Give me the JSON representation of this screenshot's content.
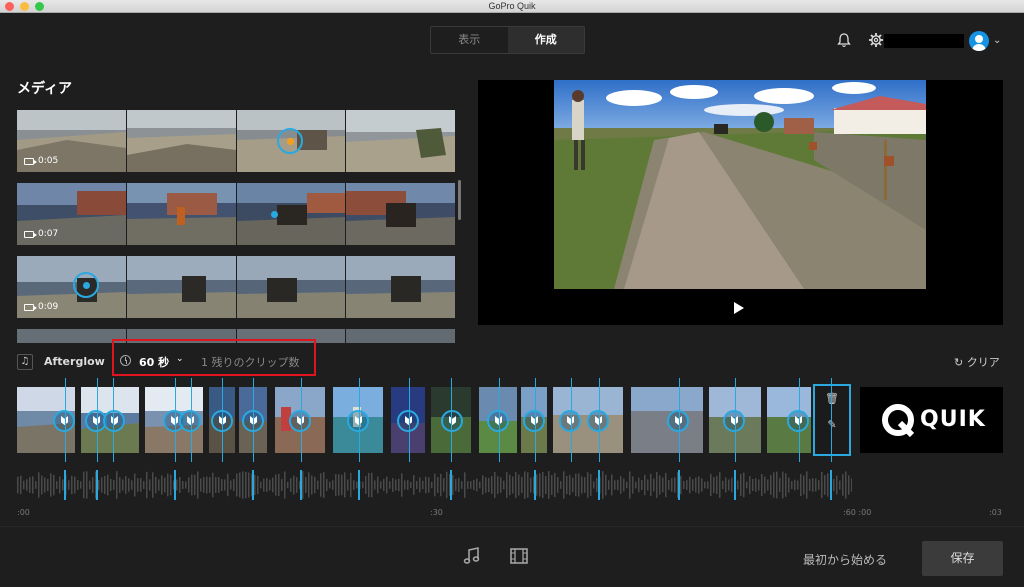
{
  "window": {
    "title": "GoPro Quik"
  },
  "header": {
    "tabs": [
      {
        "label": "表示",
        "active": false
      },
      {
        "label": "作成",
        "active": true
      }
    ]
  },
  "media": {
    "title": "メディア",
    "items": [
      {
        "duration": "0:05",
        "highlight_color": "#f0a020"
      },
      {
        "duration": "0:07",
        "highlight_color": "#29a9e0"
      },
      {
        "duration": "0:09",
        "highlight_color": "#29a9e0"
      }
    ]
  },
  "controls": {
    "song": "Afterglow",
    "duration": "60 秒",
    "remaining": "1 残りのクリップ数",
    "clear": "クリア"
  },
  "timeline": {
    "ticks": [
      ":00",
      ":30",
      ":60 :00",
      ":03"
    ],
    "logo_text": "QUIK"
  },
  "footer": {
    "restart": "最初から始める",
    "save": "保存"
  },
  "colors": {
    "accent": "#29a9e0",
    "annotation": "#e0141e",
    "background": "#1e1e1e"
  }
}
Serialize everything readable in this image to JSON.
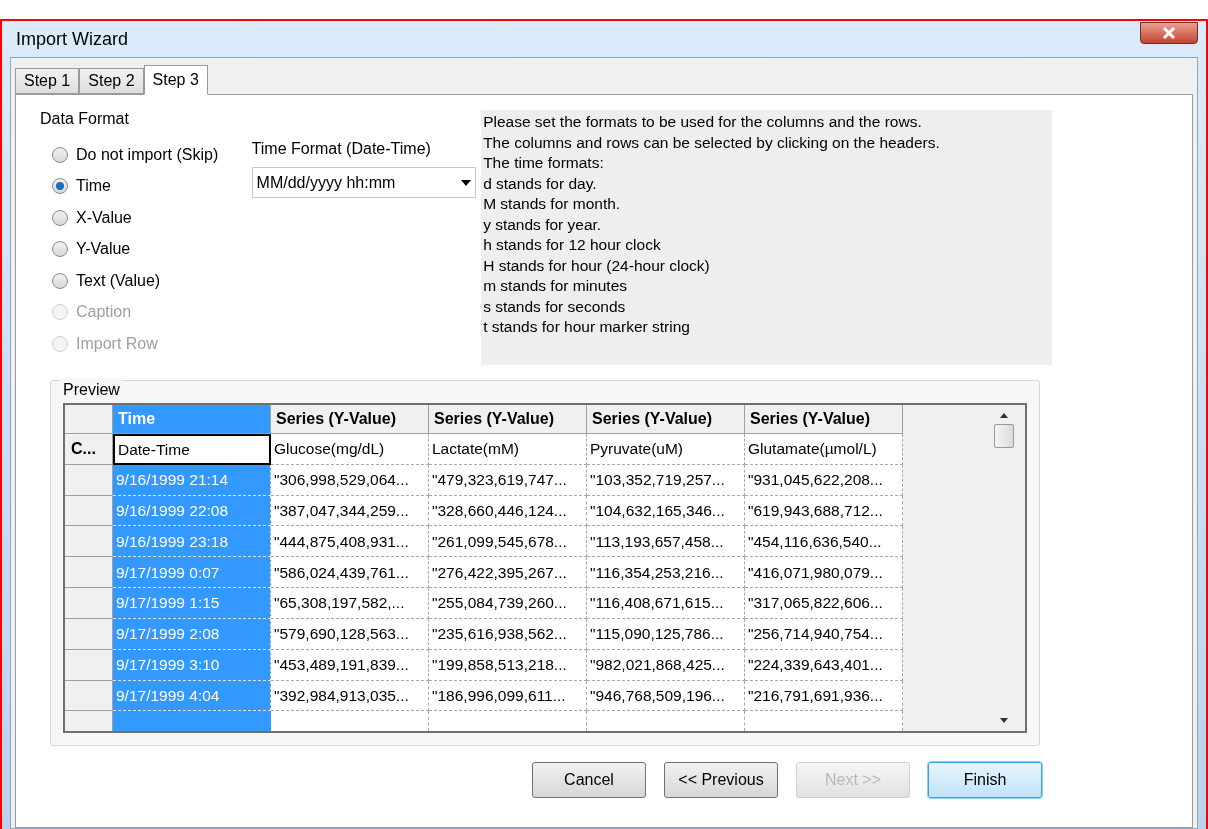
{
  "window": {
    "title": "Import Wizard"
  },
  "tabs": [
    {
      "label": "Step 1",
      "selected": false
    },
    {
      "label": "Step 2",
      "selected": false
    },
    {
      "label": "Step 3",
      "selected": true
    }
  ],
  "data_format": {
    "label": "Data Format",
    "options": [
      {
        "label": "Do not import (Skip)",
        "selected": false,
        "disabled": false
      },
      {
        "label": "Time",
        "selected": true,
        "disabled": false
      },
      {
        "label": "X-Value",
        "selected": false,
        "disabled": false
      },
      {
        "label": "Y-Value",
        "selected": false,
        "disabled": false
      },
      {
        "label": "Text (Value)",
        "selected": false,
        "disabled": false
      },
      {
        "label": "Caption",
        "selected": false,
        "disabled": true
      },
      {
        "label": "Import Row",
        "selected": false,
        "disabled": true
      }
    ]
  },
  "time_format": {
    "label": "Time Format (Date-Time)",
    "value": "MM/dd/yyyy hh:mm"
  },
  "help_lines": [
    "Please set the formats to be used for the columns and the rows.",
    "The columns and rows can be selected by clicking on the headers.",
    "The time formats:",
    "d stands for day.",
    "M stands for month.",
    "y stands for year.",
    "h stands for 12 hour clock",
    "H stands for hour (24-hour clock)",
    "m stands for minutes",
    "s stands for seconds",
    "t stands for hour marker string"
  ],
  "preview": {
    "label": "Preview",
    "columns": [
      {
        "header": "Time",
        "selected": true
      },
      {
        "header": "Series (Y-Value)",
        "selected": false
      },
      {
        "header": "Series (Y-Value)",
        "selected": false
      },
      {
        "header": "Series (Y-Value)",
        "selected": false
      },
      {
        "header": "Series (Y-Value)",
        "selected": false
      }
    ],
    "name_row": {
      "row_header": "C...",
      "cells": [
        "Date-Time",
        "Glucose(mg/dL)",
        "Lactate(mM)",
        "Pyruvate(uM)",
        "Glutamate(µmol/L)"
      ]
    },
    "rows": [
      {
        "cells": [
          "9/16/1999 21:14",
          "\"306,998,529,064...",
          "\"479,323,619,747...",
          "\"103,352,719,257...",
          "\"931,045,622,208..."
        ]
      },
      {
        "cells": [
          "9/16/1999 22:08",
          "\"387,047,344,259...",
          "\"328,660,446,124...",
          "\"104,632,165,346...",
          "\"619,943,688,712..."
        ]
      },
      {
        "cells": [
          "9/16/1999 23:18",
          "\"444,875,408,931...",
          "\"261,099,545,678...",
          "\"113,193,657,458...",
          "\"454,116,636,540..."
        ]
      },
      {
        "cells": [
          "9/17/1999 0:07",
          "\"586,024,439,761...",
          "\"276,422,395,267...",
          "\"116,354,253,216...",
          "\"416,071,980,079..."
        ]
      },
      {
        "cells": [
          "9/17/1999 1:15",
          "\"65,308,197,582,...",
          "\"255,084,739,260...",
          "\"116,408,671,615...",
          "\"317,065,822,606..."
        ]
      },
      {
        "cells": [
          "9/17/1999 2:08",
          "\"579,690,128,563...",
          "\"235,616,938,562...",
          "\"115,090,125,786...",
          "\"256,714,940,754..."
        ]
      },
      {
        "cells": [
          "9/17/1999 3:10",
          "\"453,489,191,839...",
          "\"199,858,513,218...",
          "\"982,021,868,425...",
          "\"224,339,643,401..."
        ]
      },
      {
        "cells": [
          "9/17/1999 4:04",
          "\"392,984,913,035...",
          "\"186,996,099,611...",
          "\"946,768,509,196...",
          "\"216,791,691,936..."
        ]
      }
    ]
  },
  "buttons": [
    {
      "label": "Cancel",
      "disabled": false,
      "default": false
    },
    {
      "label": "<< Previous",
      "disabled": false,
      "default": false
    },
    {
      "label": "Next >>",
      "disabled": true,
      "default": false
    },
    {
      "label": "Finish",
      "disabled": false,
      "default": true
    }
  ]
}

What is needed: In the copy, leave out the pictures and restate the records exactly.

Response to this task:
Give me the JSON representation of this screenshot's content.
{
  "window": {
    "title": "GoPro Quik"
  },
  "header": {
    "tabs": [
      {
        "label": "表示",
        "active": false
      },
      {
        "label": "作成",
        "active": true
      }
    ]
  },
  "media": {
    "title": "メディア",
    "items": [
      {
        "duration": "0:05",
        "highlight_color": "#f0a020"
      },
      {
        "duration": "0:07",
        "highlight_color": "#29a9e0"
      },
      {
        "duration": "0:09",
        "highlight_color": "#29a9e0"
      }
    ]
  },
  "controls": {
    "song": "Afterglow",
    "duration": "60 秒",
    "remaining": "1 残りのクリップ数",
    "clear": "クリア"
  },
  "timeline": {
    "ticks": [
      ":00",
      ":30",
      ":60 :00",
      ":03"
    ],
    "logo_text": "QUIK"
  },
  "footer": {
    "restart": "最初から始める",
    "save": "保存"
  },
  "colors": {
    "accent": "#29a9e0",
    "annotation": "#e0141e",
    "background": "#1e1e1e"
  }
}
Serialize everything readable in this image to JSON.
{
  "window": {
    "title": "Import Wizard"
  },
  "tabs": [
    {
      "label": "Step 1",
      "selected": false
    },
    {
      "label": "Step 2",
      "selected": false
    },
    {
      "label": "Step 3",
      "selected": true
    }
  ],
  "data_format": {
    "label": "Data Format",
    "options": [
      {
        "label": "Do not import (Skip)",
        "selected": false,
        "disabled": false
      },
      {
        "label": "Time",
        "selected": true,
        "disabled": false
      },
      {
        "label": "X-Value",
        "selected": false,
        "disabled": false
      },
      {
        "label": "Y-Value",
        "selected": false,
        "disabled": false
      },
      {
        "label": "Text (Value)",
        "selected": false,
        "disabled": false
      },
      {
        "label": "Caption",
        "selected": false,
        "disabled": true
      },
      {
        "label": "Import Row",
        "selected": false,
        "disabled": true
      }
    ]
  },
  "time_format": {
    "label": "Time Format (Date-Time)",
    "value": "MM/dd/yyyy hh:mm"
  },
  "help_lines": [
    "Please set the formats to be used for the columns and the rows.",
    "The columns and rows can be selected by clicking on the headers.",
    "The time formats:",
    "d stands for day.",
    "M stands for month.",
    "y stands for year.",
    "h stands for 12 hour clock",
    "H stands for hour (24-hour clock)",
    "m stands for minutes",
    "s stands for seconds",
    "t stands for hour marker string"
  ],
  "preview": {
    "label": "Preview",
    "columns": [
      {
        "header": "Time",
        "selected": true
      },
      {
        "header": "Series (Y-Value)",
        "selected": false
      },
      {
        "header": "Series (Y-Value)",
        "selected": false
      },
      {
        "header": "Series (Y-Value)",
        "selected": false
      },
      {
        "header": "Series (Y-Value)",
        "selected": false
      }
    ],
    "name_row": {
      "row_header": "C...",
      "cells": [
        "Date-Time",
        "Glucose(mg/dL)",
        "Lactate(mM)",
        "Pyruvate(uM)",
        "Glutamate(µmol/L)"
      ]
    },
    "rows": [
      {
        "cells": [
          "9/16/1999 21:14",
          "\"306,998,529,064...",
          "\"479,323,619,747...",
          "\"103,352,719,257...",
          "\"931,045,622,208..."
        ]
      },
      {
        "cells": [
          "9/16/1999 22:08",
          "\"387,047,344,259...",
          "\"328,660,446,124...",
          "\"104,632,165,346...",
          "\"619,943,688,712..."
        ]
      },
      {
        "cells": [
          "9/16/1999 23:18",
          "\"444,875,408,931...",
          "\"261,099,545,678...",
          "\"113,193,657,458...",
          "\"454,116,636,540..."
        ]
      },
      {
        "cells": [
          "9/17/1999 0:07",
          "\"586,024,439,761...",
          "\"276,422,395,267...",
          "\"116,354,253,216...",
          "\"416,071,980,079..."
        ]
      },
      {
        "cells": [
          "9/17/1999 1:15",
          "\"65,308,197,582,...",
          "\"255,084,739,260...",
          "\"116,408,671,615...",
          "\"317,065,822,606..."
        ]
      },
      {
        "cells": [
          "9/17/1999 2:08",
          "\"579,690,128,563...",
          "\"235,616,938,562...",
          "\"115,090,125,786...",
          "\"256,714,940,754..."
        ]
      },
      {
        "cells": [
          "9/17/1999 3:10",
          "\"453,489,191,839...",
          "\"199,858,513,218...",
          "\"982,021,868,425...",
          "\"224,339,643,401..."
        ]
      },
      {
        "cells": [
          "9/17/1999 4:04",
          "\"392,984,913,035...",
          "\"186,996,099,611...",
          "\"946,768,509,196...",
          "\"216,791,691,936..."
        ]
      }
    ]
  },
  "buttons": [
    {
      "label": "Cancel",
      "disabled": false,
      "default": false
    },
    {
      "label": "<< Previous",
      "disabled": false,
      "default": false
    },
    {
      "label": "Next >>",
      "disabled": true,
      "default": false
    },
    {
      "label": "Finish",
      "disabled": false,
      "default": true
    }
  ]
}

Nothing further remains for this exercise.